→ What the exercise asks
Keep every line in which "this" occurs and drop the rest of the data.

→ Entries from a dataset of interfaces
★ ★ ★ ★

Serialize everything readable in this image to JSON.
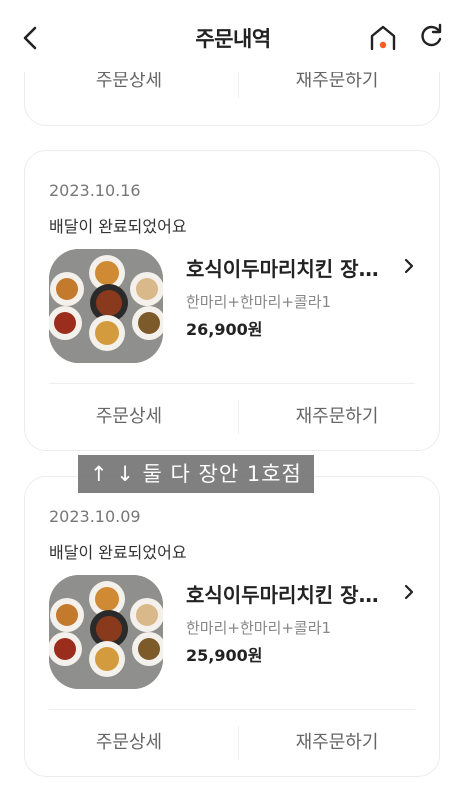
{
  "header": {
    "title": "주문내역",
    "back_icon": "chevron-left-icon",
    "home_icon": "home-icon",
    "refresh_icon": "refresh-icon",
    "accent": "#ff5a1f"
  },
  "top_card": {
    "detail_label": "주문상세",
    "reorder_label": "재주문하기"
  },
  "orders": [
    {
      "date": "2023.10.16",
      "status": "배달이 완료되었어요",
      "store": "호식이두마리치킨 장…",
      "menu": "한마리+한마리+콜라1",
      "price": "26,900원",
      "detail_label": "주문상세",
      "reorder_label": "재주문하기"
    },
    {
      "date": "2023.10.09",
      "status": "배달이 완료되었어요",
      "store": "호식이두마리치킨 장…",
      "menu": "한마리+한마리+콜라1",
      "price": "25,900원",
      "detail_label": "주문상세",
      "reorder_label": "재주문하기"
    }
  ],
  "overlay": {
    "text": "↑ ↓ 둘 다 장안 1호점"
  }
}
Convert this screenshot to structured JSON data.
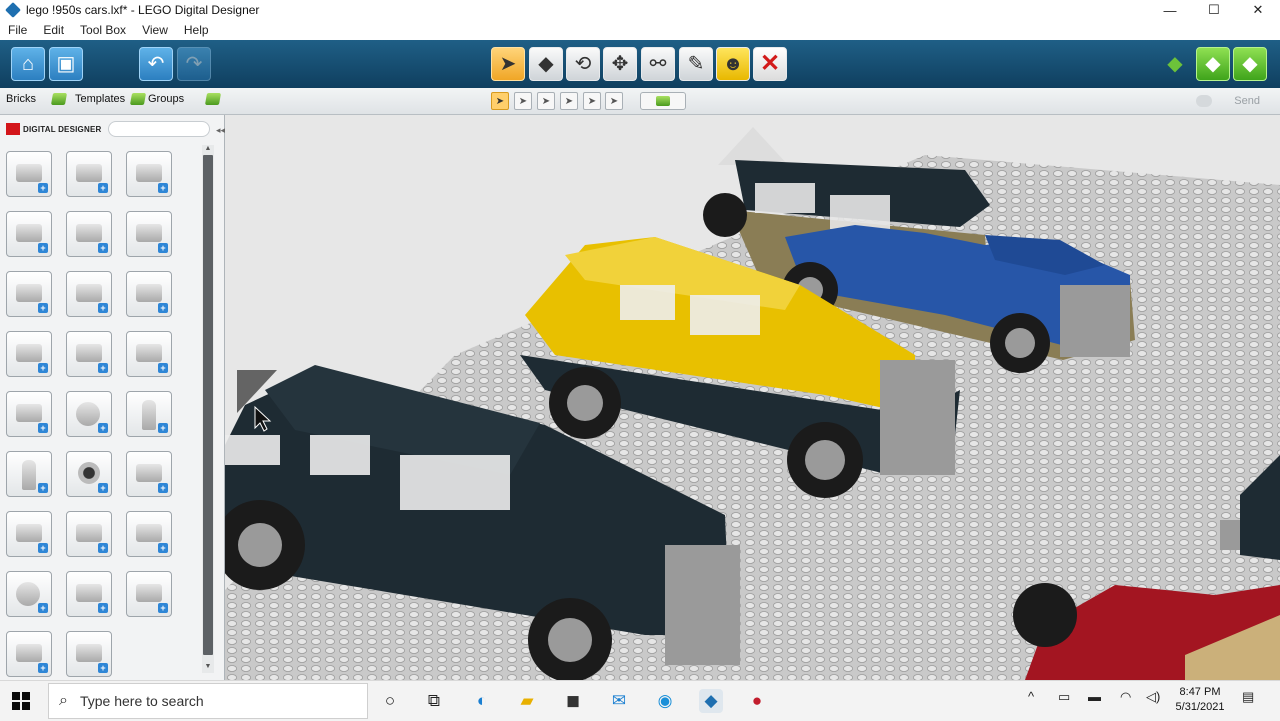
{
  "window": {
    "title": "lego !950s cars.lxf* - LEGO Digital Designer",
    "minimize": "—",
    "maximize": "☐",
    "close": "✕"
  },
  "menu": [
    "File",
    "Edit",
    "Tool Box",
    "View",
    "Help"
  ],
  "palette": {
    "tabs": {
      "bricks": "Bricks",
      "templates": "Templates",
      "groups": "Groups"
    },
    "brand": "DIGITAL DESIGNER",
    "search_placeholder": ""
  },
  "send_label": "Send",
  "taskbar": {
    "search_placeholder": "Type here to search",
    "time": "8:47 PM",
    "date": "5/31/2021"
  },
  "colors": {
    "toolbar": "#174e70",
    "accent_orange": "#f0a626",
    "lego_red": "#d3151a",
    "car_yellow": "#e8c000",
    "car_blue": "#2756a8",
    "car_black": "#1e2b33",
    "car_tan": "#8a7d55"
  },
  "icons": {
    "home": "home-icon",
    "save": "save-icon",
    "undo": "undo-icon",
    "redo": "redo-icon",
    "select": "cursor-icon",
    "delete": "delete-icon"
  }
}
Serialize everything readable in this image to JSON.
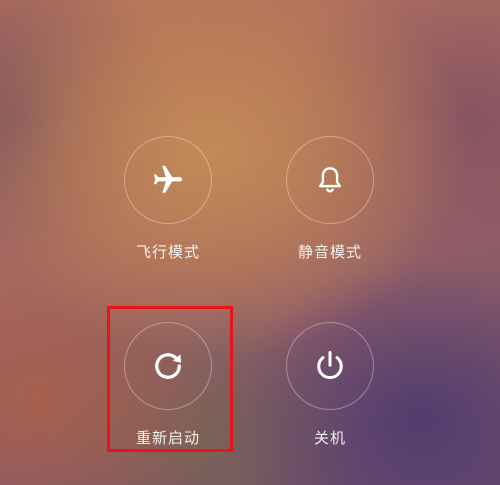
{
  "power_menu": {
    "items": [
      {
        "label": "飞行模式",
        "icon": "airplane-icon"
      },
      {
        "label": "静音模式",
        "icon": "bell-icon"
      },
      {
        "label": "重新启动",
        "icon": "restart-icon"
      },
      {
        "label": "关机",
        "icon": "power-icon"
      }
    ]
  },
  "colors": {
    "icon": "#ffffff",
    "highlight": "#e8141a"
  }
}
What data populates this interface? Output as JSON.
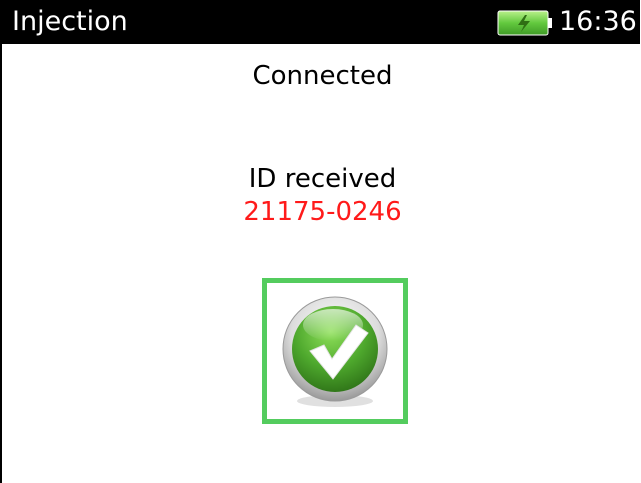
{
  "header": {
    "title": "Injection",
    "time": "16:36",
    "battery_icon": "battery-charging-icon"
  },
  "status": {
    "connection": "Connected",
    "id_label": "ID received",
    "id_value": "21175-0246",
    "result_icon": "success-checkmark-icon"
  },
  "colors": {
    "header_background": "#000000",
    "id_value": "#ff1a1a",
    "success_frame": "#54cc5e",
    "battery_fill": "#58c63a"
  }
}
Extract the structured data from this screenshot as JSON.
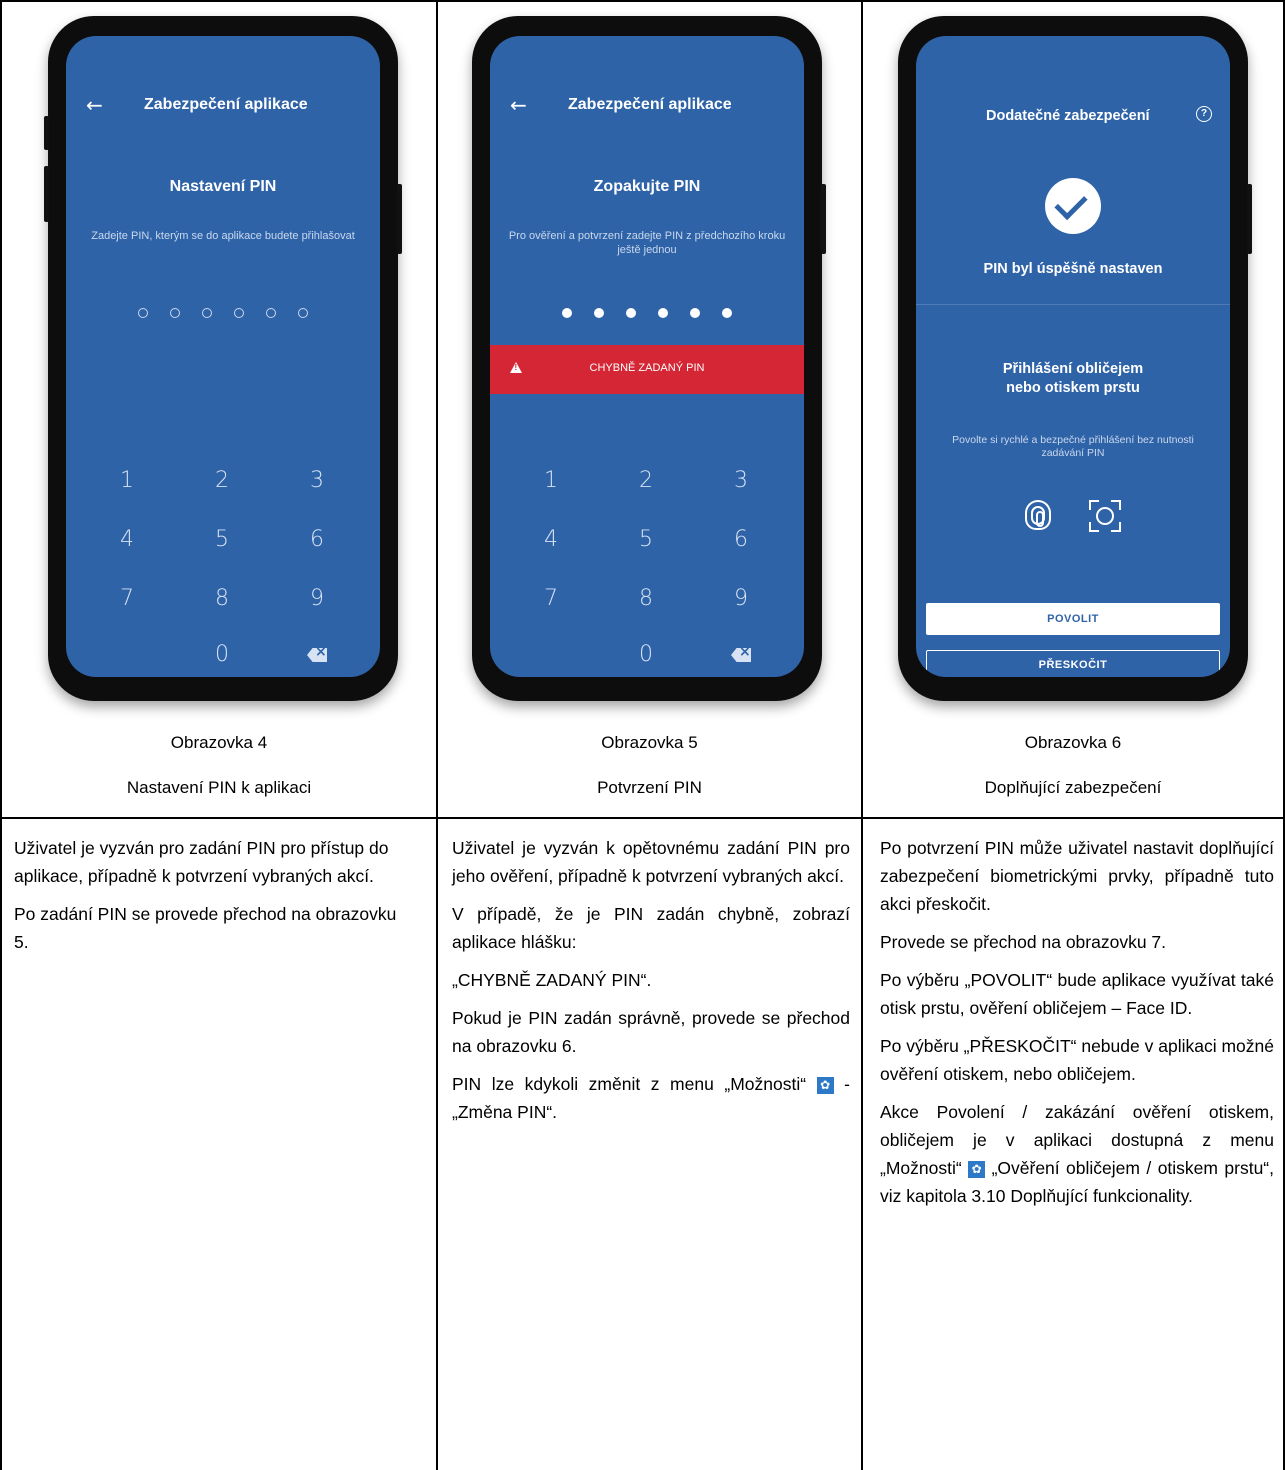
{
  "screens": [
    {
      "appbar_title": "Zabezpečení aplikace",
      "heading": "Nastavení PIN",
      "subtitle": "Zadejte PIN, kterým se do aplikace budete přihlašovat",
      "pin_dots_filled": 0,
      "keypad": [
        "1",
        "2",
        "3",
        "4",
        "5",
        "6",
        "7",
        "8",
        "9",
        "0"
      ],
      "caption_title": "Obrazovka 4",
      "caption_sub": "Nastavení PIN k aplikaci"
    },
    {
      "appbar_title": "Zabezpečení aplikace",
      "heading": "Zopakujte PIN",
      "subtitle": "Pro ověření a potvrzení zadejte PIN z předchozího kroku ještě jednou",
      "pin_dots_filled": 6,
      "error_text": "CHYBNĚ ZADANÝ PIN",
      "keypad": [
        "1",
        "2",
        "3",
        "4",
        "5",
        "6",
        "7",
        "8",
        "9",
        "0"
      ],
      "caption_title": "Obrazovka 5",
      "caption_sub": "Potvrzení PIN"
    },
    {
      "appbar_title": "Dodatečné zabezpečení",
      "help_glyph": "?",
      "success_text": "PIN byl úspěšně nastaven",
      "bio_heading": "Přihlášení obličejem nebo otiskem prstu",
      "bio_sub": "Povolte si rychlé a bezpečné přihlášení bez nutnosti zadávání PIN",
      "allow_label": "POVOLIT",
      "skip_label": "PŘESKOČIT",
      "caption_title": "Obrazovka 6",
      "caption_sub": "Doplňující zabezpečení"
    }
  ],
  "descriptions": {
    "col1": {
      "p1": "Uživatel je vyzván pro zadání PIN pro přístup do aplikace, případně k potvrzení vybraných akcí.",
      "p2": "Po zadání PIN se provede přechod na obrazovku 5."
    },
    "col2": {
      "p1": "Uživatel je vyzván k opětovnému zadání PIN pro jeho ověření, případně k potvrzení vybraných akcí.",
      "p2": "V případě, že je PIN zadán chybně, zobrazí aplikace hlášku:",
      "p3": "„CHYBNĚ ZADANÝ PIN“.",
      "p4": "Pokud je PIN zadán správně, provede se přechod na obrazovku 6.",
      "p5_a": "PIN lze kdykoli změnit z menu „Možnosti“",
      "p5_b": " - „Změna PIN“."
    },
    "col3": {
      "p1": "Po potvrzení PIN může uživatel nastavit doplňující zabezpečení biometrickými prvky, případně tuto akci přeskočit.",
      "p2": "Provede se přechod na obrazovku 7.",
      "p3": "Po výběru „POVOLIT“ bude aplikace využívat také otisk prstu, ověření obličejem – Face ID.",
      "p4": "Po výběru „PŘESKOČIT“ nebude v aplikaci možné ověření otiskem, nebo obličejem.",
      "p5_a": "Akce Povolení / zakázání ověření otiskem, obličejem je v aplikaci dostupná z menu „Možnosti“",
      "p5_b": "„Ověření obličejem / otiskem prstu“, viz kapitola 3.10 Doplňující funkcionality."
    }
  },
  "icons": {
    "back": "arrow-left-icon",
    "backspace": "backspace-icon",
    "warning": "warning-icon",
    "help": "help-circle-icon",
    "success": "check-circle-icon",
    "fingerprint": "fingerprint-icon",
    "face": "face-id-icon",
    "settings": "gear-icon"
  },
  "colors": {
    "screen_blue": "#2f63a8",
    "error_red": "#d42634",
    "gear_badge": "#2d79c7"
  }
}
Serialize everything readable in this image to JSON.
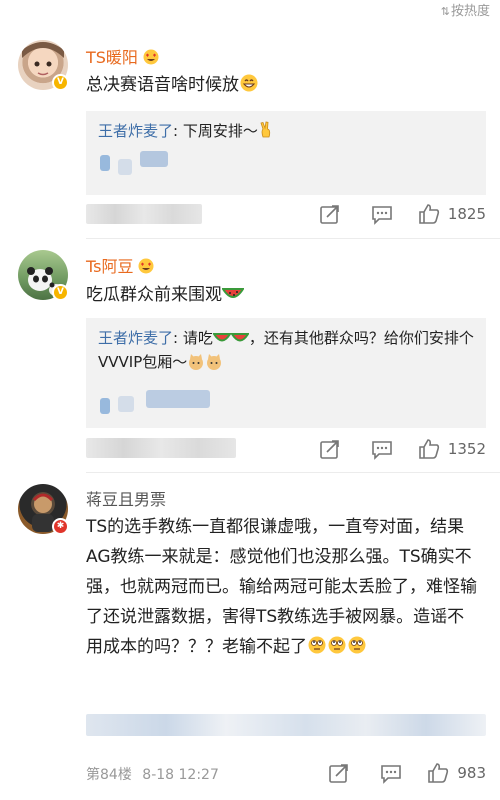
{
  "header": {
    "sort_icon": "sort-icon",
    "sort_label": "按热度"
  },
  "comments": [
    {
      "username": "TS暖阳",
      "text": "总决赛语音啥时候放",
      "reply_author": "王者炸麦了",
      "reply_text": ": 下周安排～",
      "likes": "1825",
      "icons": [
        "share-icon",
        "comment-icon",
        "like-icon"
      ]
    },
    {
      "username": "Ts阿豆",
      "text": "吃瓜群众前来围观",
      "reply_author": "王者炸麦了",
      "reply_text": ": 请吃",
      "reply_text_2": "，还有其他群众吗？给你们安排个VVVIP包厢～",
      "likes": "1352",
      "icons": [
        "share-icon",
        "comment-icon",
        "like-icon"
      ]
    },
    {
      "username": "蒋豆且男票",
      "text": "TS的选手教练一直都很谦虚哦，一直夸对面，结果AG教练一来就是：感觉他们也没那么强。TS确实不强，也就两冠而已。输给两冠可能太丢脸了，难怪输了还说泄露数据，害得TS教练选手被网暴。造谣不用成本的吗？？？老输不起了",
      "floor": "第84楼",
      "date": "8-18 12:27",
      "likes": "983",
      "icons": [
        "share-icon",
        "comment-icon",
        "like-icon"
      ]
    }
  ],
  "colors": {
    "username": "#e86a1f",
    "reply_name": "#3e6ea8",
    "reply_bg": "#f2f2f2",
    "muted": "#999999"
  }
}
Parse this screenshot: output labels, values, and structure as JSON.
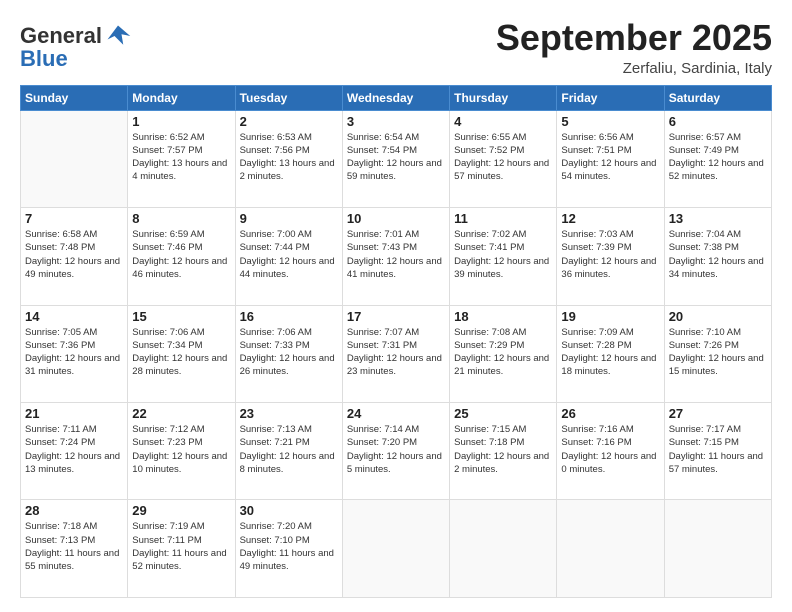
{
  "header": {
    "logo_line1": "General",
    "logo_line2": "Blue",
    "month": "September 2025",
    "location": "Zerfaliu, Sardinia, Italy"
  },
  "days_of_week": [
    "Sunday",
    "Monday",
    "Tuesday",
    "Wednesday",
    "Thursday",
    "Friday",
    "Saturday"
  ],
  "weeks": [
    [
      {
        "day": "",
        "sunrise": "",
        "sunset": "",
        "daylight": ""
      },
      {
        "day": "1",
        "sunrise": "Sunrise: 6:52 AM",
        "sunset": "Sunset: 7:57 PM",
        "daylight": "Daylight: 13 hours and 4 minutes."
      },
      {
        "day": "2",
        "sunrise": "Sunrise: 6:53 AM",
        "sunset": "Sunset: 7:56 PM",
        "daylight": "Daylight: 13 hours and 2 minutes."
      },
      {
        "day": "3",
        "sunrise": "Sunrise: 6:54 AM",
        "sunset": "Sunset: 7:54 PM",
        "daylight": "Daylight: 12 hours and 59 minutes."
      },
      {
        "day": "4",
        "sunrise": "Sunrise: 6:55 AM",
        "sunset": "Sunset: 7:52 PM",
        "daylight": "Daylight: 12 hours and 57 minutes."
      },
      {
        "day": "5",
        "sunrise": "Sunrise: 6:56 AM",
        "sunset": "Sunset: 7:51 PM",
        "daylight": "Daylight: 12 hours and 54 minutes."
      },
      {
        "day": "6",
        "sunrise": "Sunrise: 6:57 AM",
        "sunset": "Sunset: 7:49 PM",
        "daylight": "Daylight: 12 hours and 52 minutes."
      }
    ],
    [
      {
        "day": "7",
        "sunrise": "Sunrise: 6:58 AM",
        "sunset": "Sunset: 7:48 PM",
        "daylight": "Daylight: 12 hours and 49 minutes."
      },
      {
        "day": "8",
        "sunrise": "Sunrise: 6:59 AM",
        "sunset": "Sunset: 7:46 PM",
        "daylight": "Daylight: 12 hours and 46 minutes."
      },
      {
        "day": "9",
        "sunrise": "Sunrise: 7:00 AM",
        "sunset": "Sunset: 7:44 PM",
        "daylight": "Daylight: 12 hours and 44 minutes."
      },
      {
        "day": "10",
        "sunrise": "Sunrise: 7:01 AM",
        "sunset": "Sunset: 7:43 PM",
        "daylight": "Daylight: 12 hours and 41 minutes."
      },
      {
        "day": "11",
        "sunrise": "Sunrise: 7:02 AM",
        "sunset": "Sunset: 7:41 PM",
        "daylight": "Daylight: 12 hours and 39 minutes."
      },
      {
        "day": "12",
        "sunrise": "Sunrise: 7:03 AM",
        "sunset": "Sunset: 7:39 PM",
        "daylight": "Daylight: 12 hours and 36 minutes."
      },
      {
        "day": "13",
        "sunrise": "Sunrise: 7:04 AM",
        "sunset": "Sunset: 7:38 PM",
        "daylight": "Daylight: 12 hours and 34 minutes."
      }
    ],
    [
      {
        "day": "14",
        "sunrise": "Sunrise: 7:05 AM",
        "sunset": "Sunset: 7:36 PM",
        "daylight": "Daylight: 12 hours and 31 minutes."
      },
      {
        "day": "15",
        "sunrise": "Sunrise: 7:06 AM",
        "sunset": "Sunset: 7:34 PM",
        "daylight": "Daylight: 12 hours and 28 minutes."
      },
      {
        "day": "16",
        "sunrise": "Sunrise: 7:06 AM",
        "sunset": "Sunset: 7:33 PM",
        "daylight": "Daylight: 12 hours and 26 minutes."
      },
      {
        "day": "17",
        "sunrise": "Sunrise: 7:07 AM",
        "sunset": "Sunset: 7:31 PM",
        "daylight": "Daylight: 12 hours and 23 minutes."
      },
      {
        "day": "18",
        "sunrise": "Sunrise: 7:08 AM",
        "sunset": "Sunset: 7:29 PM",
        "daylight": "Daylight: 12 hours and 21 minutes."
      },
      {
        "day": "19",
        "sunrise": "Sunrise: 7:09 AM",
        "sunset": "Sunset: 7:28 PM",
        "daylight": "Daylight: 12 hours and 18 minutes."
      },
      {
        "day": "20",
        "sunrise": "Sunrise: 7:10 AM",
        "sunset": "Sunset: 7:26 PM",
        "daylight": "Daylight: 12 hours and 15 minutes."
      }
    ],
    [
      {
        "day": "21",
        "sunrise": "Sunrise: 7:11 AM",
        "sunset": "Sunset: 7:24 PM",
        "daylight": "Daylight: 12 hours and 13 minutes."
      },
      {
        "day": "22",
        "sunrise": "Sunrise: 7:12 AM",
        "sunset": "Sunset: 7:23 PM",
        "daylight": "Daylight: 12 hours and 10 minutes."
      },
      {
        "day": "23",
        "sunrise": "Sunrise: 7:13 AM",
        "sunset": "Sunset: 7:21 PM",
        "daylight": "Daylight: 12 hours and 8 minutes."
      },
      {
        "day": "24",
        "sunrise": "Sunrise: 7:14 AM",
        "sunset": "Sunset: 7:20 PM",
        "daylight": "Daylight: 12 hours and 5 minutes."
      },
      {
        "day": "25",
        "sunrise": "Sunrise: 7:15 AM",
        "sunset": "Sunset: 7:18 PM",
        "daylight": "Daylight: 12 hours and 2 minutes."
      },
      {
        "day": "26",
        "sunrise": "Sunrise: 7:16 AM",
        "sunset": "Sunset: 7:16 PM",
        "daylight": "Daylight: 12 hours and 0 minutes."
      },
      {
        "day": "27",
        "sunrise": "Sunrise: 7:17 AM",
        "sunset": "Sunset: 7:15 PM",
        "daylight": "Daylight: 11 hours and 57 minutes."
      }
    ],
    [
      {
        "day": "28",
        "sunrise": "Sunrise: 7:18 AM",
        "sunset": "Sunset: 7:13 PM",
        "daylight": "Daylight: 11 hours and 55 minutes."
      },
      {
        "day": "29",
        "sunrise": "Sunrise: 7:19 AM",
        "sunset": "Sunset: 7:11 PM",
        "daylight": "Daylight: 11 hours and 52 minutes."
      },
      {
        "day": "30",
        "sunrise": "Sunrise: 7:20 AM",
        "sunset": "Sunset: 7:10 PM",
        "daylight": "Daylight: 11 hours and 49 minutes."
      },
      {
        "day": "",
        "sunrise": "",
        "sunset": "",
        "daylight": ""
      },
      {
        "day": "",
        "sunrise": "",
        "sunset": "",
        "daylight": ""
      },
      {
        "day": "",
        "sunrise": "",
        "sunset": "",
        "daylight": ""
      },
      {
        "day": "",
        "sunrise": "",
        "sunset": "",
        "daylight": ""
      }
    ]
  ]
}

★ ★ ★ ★

→ Expected answer
Serialize everything readable in this image to JSON.
Convert this screenshot to structured JSON data.
Serialize everything readable in this image to JSON.
What data populates this interface? Output as JSON.
Extract the structured data from this screenshot as JSON.
Serialize everything readable in this image to JSON.
Parse this screenshot: output labels, values, and structure as JSON.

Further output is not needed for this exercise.